Copy the result of filtering the entries below for lines that include the string "square".

═════ DATASET ═════

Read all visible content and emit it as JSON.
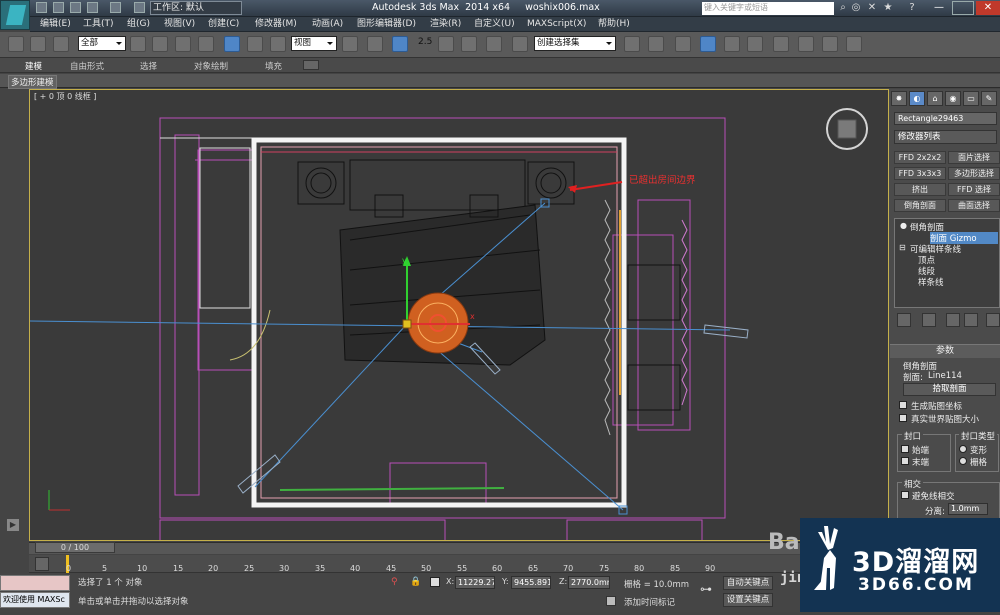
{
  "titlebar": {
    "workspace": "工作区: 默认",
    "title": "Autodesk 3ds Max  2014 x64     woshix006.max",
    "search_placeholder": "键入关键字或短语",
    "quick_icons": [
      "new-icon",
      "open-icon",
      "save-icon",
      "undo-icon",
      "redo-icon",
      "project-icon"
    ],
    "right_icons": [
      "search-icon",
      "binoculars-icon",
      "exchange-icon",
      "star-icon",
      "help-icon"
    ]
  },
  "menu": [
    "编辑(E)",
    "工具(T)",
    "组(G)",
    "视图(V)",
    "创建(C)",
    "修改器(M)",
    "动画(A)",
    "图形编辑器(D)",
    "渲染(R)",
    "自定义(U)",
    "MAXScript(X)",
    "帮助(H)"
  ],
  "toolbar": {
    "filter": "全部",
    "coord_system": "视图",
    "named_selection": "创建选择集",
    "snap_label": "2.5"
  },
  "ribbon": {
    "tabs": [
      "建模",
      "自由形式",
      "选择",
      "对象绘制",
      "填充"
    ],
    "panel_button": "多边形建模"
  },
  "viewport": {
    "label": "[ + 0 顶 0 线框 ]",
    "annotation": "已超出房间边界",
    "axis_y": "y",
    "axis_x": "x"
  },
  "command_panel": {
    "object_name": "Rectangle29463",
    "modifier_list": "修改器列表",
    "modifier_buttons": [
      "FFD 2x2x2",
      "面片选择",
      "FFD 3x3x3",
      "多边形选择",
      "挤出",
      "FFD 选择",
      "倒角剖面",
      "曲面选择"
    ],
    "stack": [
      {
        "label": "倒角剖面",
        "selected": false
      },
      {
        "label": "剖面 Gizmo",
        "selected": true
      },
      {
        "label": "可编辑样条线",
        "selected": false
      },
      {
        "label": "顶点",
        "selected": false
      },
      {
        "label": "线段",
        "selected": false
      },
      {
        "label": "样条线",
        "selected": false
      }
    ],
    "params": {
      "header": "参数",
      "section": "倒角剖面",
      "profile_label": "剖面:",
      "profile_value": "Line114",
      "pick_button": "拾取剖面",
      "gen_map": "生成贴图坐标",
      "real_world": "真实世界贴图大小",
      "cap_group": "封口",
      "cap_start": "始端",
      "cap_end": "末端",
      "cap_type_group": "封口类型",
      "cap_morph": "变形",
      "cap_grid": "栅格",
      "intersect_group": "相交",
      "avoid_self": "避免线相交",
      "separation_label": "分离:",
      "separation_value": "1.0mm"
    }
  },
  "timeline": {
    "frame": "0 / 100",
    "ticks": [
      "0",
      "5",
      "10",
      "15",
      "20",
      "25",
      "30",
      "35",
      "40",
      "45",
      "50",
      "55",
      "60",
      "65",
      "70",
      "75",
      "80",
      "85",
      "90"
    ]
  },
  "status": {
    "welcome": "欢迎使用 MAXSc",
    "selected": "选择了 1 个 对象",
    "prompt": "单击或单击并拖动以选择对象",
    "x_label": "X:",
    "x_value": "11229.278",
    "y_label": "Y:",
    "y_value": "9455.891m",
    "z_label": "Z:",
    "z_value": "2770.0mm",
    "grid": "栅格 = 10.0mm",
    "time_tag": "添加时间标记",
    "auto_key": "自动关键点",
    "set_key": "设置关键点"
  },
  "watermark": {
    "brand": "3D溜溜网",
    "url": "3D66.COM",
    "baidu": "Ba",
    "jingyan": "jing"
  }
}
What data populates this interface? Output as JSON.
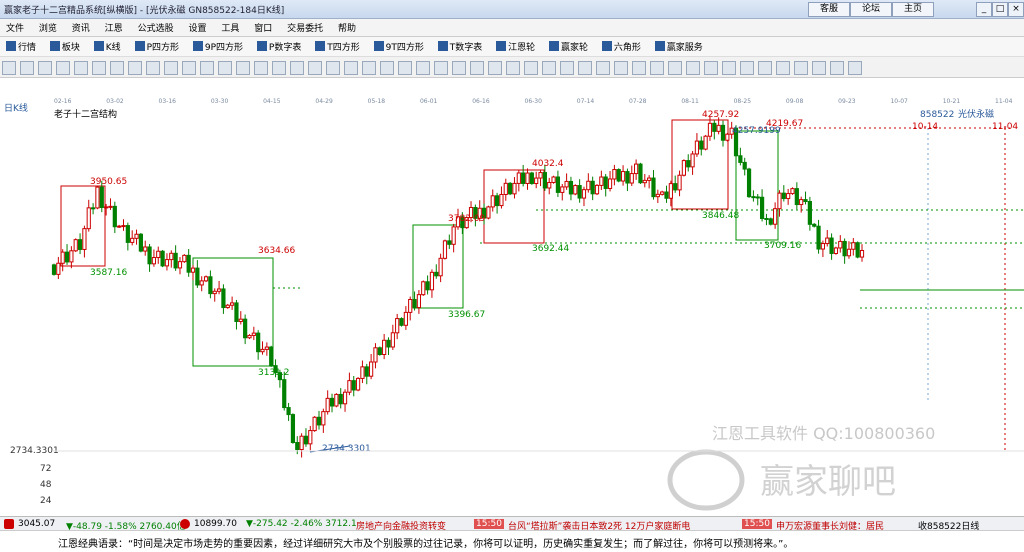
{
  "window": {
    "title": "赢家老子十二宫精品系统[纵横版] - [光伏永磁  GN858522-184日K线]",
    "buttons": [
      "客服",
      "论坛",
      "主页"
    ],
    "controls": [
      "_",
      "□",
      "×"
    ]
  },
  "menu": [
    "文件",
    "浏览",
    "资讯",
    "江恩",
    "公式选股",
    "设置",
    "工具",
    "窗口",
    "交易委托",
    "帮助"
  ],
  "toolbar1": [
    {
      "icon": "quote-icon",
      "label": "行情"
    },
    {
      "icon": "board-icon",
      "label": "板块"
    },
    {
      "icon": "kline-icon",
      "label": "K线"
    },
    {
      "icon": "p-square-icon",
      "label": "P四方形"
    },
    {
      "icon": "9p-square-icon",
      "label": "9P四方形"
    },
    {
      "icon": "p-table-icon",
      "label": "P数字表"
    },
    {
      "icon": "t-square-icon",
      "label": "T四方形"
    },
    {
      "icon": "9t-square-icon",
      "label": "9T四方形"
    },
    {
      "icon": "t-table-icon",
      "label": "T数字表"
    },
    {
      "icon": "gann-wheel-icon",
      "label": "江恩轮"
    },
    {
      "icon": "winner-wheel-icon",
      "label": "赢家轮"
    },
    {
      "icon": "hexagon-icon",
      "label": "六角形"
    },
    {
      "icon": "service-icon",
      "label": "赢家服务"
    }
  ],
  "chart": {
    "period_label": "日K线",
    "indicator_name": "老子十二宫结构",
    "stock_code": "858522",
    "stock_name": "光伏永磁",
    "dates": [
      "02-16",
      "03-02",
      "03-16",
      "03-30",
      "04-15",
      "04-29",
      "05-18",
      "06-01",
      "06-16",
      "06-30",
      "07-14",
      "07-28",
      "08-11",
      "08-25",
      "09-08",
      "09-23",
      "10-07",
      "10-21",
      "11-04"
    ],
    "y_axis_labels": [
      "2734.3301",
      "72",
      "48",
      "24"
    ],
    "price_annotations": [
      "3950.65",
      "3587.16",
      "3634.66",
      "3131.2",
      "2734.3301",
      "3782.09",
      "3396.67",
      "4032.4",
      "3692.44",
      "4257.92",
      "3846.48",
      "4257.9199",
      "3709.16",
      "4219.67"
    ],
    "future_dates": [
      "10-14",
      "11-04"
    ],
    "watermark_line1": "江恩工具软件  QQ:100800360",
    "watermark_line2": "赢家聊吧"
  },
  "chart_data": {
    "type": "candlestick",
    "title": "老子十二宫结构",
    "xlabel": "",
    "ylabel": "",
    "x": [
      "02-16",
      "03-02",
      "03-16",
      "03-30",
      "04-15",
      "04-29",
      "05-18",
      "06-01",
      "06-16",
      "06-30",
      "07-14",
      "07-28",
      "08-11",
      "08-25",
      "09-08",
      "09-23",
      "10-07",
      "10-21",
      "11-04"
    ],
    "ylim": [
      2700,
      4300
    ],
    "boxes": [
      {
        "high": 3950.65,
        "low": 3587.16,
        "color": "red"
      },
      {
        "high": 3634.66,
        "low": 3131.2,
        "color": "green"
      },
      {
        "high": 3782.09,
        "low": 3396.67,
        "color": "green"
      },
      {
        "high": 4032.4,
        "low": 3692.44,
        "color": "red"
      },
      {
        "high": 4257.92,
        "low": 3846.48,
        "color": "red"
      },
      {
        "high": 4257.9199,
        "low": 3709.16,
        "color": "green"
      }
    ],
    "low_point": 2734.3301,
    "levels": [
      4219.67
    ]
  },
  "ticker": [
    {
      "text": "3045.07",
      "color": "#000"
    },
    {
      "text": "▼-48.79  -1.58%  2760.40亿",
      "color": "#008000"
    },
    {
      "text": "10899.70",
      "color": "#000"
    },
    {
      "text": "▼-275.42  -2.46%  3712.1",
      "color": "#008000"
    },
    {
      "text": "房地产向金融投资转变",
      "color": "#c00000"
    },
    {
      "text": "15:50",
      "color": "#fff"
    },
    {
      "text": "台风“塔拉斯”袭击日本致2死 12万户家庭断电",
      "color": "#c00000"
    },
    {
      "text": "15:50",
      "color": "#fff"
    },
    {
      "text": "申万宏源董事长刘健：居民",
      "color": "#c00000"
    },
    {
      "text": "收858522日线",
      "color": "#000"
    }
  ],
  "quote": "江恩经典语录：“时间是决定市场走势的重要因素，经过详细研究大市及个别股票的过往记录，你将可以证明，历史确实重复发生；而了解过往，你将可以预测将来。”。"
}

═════
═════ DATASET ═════

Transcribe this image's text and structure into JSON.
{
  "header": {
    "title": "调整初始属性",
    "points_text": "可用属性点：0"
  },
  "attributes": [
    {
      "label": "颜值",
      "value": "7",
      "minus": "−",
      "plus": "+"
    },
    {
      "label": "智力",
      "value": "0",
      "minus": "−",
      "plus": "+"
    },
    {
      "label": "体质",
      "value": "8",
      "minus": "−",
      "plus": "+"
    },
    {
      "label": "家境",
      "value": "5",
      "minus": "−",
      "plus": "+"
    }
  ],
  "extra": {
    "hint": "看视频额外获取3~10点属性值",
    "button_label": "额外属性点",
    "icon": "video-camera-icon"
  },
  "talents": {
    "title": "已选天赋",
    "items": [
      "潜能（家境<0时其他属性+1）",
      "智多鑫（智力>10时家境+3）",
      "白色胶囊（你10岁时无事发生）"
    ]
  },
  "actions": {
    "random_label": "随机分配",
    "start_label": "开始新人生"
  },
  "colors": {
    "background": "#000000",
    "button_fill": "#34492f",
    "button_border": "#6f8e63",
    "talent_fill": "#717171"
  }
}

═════
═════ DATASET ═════

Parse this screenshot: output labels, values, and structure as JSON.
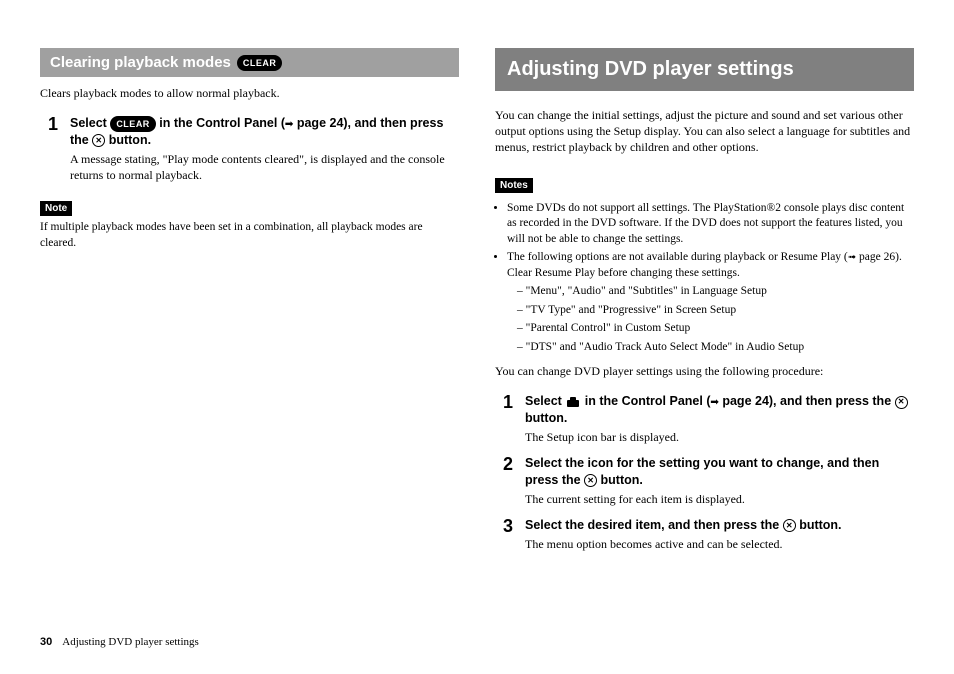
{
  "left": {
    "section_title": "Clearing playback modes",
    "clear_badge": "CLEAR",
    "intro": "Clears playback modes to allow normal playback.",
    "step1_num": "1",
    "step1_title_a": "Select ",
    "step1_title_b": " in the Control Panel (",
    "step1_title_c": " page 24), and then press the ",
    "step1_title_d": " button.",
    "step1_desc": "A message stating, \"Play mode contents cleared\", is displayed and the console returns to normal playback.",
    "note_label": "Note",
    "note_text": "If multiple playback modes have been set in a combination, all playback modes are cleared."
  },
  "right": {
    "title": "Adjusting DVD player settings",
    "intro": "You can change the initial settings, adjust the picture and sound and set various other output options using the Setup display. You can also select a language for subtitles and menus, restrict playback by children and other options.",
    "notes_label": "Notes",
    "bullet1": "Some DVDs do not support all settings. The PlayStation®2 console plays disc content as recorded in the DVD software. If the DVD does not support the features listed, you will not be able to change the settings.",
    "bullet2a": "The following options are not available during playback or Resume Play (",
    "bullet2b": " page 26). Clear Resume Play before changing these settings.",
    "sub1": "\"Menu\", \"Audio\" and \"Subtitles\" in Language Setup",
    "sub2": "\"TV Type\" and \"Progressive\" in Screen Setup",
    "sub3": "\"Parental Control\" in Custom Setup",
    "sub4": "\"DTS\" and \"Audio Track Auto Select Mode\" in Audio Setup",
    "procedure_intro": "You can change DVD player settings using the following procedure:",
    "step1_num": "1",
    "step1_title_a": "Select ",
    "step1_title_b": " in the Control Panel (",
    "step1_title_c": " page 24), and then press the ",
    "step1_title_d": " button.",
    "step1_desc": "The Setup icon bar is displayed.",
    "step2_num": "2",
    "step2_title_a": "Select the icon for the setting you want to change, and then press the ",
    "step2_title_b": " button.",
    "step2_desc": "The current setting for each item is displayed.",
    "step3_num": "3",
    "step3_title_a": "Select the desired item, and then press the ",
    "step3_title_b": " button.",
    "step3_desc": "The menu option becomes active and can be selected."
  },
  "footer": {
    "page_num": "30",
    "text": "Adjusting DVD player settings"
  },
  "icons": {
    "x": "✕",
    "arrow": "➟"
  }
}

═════

EXERCISE OUTPUT |
      "icon": "p-square-icon",
      "icon": "9p-square-icon",
      "icon": "t-square-icon",
      "icon": "9t-square-icon",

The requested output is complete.